What the task asks – Check each line of the material below, and copy it if it holds the string "JSON".
******
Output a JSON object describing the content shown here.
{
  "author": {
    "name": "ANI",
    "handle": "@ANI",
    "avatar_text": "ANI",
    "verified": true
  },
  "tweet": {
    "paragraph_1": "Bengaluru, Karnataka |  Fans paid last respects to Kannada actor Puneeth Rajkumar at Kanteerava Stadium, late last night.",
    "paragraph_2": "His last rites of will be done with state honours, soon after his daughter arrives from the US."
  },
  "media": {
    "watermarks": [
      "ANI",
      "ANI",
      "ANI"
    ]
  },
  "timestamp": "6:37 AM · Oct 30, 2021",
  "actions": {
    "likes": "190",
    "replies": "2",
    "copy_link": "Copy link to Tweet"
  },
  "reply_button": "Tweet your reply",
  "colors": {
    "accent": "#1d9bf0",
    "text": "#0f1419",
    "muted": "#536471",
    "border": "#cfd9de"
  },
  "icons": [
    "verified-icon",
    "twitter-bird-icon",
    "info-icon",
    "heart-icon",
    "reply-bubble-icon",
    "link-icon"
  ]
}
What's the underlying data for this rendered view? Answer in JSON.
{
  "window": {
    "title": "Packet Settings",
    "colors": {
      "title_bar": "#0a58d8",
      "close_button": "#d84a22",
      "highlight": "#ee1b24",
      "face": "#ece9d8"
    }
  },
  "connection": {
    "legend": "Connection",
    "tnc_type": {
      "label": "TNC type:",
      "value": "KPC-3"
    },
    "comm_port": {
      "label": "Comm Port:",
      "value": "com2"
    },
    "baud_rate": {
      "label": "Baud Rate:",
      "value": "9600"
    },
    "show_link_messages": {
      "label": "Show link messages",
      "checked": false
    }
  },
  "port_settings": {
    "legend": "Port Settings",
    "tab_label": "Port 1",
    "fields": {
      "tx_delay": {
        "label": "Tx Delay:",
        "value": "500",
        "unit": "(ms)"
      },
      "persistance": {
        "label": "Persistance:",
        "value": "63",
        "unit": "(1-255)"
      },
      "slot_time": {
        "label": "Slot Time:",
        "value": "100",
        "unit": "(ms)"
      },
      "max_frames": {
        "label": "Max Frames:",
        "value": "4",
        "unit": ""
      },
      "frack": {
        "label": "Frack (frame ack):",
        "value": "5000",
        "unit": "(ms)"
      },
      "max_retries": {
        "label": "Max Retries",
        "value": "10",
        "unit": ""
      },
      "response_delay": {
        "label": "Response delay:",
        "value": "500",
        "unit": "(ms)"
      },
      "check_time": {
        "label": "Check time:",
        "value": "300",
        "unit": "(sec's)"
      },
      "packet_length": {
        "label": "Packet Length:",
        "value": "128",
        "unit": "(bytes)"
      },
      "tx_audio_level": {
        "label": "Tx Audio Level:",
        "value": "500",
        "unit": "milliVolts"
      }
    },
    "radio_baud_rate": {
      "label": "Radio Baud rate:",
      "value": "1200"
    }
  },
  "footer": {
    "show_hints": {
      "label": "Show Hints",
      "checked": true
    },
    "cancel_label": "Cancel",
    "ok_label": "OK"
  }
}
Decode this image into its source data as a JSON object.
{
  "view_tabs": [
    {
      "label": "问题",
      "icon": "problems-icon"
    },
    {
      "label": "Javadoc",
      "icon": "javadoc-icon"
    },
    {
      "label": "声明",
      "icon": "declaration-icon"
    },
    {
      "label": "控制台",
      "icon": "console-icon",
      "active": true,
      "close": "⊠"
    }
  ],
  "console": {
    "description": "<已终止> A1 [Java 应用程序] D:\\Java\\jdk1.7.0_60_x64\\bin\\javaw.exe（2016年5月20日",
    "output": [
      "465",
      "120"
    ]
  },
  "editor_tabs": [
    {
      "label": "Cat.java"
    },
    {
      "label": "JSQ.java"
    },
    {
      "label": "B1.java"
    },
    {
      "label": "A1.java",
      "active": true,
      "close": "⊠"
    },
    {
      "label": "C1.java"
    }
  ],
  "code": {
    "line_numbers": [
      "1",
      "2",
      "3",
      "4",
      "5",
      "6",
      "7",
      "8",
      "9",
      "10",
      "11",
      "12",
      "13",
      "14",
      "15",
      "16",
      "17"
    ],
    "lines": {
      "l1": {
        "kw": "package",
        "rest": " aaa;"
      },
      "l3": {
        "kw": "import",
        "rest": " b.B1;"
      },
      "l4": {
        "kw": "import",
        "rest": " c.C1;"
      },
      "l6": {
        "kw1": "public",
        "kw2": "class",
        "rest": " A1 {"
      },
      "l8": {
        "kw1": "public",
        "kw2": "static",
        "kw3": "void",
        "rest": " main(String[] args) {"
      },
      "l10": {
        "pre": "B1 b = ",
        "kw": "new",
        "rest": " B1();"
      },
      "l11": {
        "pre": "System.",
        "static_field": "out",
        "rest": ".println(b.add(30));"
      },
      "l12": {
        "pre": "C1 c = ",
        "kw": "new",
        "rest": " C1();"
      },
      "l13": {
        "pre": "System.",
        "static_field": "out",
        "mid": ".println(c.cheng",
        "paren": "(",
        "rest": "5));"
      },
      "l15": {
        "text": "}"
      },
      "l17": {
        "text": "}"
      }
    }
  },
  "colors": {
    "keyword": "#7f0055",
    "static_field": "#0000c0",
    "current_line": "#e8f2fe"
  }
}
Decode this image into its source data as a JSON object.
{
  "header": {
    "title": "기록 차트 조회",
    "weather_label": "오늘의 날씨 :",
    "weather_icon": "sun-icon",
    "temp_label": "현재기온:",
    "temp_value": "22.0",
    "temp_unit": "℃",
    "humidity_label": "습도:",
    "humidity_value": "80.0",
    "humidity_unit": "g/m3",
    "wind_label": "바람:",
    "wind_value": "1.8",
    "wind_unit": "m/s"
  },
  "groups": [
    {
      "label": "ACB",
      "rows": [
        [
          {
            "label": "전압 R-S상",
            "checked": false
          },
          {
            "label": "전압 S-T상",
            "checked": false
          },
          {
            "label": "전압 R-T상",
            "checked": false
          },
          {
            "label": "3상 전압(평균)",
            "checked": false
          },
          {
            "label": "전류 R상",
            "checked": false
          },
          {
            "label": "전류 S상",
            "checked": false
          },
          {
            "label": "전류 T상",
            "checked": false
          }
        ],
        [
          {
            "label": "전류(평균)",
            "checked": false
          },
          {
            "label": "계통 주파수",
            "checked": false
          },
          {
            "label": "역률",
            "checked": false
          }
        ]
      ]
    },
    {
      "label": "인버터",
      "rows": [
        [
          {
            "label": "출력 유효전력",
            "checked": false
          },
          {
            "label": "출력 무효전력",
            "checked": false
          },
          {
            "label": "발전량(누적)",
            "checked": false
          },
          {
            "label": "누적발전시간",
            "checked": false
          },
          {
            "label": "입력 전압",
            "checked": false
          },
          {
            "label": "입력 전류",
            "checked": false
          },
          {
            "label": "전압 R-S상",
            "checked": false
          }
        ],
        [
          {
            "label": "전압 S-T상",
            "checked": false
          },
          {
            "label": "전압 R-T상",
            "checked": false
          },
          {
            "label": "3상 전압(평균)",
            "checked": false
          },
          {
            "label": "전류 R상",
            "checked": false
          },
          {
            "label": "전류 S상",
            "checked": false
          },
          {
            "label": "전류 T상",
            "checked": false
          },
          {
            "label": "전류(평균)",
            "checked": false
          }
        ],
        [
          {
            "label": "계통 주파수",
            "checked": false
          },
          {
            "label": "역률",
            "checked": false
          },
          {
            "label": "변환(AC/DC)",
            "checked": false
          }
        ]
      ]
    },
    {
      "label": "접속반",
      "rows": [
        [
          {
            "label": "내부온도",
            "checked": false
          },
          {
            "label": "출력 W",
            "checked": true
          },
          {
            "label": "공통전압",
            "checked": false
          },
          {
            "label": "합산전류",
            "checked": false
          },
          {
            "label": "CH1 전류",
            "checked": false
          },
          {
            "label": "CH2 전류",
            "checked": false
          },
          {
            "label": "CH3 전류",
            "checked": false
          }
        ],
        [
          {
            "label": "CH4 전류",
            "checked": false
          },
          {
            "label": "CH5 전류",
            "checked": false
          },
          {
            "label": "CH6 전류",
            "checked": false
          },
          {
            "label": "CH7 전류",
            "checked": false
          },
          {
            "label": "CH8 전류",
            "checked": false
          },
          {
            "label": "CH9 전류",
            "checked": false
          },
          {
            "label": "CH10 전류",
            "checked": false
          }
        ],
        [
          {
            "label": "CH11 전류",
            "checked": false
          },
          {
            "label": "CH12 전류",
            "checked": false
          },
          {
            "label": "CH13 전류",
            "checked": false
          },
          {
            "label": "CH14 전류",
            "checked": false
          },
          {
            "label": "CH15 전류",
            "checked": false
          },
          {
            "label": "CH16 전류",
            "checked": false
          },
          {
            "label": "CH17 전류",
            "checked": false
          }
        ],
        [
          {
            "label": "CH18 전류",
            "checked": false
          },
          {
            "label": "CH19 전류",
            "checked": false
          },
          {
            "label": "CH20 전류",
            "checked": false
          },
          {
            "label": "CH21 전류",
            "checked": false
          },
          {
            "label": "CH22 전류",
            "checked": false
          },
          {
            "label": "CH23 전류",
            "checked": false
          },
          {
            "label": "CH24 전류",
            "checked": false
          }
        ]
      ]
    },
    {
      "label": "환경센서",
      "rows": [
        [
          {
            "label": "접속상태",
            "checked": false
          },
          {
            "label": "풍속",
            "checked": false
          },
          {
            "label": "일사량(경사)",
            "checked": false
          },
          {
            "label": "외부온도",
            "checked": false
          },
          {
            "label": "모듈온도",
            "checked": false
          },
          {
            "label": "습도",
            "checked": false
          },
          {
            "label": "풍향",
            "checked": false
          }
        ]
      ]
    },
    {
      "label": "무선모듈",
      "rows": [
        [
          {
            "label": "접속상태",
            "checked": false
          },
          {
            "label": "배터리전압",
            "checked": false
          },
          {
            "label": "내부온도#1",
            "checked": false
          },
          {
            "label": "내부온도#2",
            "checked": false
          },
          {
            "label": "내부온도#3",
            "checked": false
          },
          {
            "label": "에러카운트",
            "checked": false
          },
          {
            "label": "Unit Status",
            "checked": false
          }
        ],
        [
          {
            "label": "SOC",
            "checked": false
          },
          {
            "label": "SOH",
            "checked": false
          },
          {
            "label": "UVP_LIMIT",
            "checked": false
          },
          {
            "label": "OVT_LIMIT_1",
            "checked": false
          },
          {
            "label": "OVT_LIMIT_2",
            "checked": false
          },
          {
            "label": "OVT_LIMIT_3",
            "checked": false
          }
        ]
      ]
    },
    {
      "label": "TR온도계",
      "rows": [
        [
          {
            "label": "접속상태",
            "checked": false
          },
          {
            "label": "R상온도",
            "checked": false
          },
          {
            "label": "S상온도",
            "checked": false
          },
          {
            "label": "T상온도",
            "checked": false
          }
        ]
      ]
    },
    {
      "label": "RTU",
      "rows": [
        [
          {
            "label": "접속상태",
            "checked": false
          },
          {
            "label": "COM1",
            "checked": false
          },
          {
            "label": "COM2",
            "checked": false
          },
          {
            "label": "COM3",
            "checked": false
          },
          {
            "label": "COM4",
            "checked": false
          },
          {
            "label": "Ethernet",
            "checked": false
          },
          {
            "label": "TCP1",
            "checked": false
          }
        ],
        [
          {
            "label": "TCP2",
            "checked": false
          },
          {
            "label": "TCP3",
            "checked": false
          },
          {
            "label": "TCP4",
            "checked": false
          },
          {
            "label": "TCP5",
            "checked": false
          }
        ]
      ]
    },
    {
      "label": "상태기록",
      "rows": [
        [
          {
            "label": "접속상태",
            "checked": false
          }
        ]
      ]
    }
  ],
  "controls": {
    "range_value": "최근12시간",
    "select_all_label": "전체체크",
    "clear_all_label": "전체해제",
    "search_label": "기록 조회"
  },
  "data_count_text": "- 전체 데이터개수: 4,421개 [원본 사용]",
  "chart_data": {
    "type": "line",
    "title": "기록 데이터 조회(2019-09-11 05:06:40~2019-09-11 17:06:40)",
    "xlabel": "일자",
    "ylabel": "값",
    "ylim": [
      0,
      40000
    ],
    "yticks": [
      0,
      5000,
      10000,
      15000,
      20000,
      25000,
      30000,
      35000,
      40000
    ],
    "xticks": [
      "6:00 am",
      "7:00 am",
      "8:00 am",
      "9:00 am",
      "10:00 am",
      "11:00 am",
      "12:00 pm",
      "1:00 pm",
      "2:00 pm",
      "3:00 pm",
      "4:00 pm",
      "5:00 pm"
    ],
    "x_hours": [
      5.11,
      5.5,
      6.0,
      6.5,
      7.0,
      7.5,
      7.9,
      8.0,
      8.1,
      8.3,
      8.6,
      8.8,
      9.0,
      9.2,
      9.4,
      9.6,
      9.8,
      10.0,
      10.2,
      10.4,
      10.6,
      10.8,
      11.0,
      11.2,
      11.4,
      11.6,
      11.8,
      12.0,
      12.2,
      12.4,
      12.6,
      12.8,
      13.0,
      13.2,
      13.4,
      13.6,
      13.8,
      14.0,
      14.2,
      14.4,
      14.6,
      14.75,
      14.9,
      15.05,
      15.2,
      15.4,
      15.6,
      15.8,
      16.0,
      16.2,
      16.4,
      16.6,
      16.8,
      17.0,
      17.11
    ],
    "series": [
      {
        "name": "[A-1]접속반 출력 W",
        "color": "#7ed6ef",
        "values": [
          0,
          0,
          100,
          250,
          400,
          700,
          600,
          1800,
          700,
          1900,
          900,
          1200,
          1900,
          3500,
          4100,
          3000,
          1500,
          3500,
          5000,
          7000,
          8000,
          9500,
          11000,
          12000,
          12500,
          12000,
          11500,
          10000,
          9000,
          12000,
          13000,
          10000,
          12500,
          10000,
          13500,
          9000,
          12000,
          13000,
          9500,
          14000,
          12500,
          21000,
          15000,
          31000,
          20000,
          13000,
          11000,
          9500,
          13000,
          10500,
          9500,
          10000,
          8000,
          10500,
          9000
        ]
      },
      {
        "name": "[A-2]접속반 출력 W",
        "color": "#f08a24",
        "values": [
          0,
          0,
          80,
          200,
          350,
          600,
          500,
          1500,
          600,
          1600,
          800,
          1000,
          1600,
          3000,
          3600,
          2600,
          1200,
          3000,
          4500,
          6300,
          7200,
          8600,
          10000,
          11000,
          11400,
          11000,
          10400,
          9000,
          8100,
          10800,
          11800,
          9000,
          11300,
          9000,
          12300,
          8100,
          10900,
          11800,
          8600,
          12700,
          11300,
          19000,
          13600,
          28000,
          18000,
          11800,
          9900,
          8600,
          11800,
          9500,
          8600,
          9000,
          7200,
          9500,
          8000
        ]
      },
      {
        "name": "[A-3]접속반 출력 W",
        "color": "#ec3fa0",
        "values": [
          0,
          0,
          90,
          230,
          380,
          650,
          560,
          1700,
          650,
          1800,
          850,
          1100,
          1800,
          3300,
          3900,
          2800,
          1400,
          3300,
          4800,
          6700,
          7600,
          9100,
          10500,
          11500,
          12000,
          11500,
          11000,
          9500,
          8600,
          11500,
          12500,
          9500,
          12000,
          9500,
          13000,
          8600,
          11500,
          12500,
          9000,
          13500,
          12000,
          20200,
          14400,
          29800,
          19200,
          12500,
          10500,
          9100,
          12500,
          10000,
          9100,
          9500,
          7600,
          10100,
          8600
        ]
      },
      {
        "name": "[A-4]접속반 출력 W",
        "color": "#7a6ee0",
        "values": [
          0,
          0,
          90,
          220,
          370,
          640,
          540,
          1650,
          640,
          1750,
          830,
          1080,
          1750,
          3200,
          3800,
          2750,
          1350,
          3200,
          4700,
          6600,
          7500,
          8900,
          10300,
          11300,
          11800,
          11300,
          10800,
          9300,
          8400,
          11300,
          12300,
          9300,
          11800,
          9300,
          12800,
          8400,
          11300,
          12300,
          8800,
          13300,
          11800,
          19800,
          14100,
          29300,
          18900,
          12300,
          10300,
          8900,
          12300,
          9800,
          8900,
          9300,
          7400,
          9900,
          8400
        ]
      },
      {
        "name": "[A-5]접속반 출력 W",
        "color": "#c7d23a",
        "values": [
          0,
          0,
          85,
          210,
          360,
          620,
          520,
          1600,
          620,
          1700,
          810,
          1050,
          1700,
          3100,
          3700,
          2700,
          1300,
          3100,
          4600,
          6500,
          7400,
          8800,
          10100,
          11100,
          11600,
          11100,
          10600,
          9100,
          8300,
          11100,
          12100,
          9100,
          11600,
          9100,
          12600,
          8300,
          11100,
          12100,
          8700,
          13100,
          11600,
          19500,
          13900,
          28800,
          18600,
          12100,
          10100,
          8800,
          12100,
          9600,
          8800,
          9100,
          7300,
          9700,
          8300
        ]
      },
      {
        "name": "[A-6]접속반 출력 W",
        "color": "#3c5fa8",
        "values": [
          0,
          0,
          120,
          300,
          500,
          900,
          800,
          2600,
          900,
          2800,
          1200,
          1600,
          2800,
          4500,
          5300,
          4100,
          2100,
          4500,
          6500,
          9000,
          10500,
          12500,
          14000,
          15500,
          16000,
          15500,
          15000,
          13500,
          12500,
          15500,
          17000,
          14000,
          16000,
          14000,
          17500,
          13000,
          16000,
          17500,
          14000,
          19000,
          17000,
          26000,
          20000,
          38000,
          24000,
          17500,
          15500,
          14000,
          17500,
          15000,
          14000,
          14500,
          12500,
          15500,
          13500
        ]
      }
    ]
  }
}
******
Exercise response –
Output a JSON object describing the content shown here.
What's the underlying data for this rendered view? Answer in JSON.
Decode this image into its source data as a JSON object.
Decode this image into its source data as a JSON object.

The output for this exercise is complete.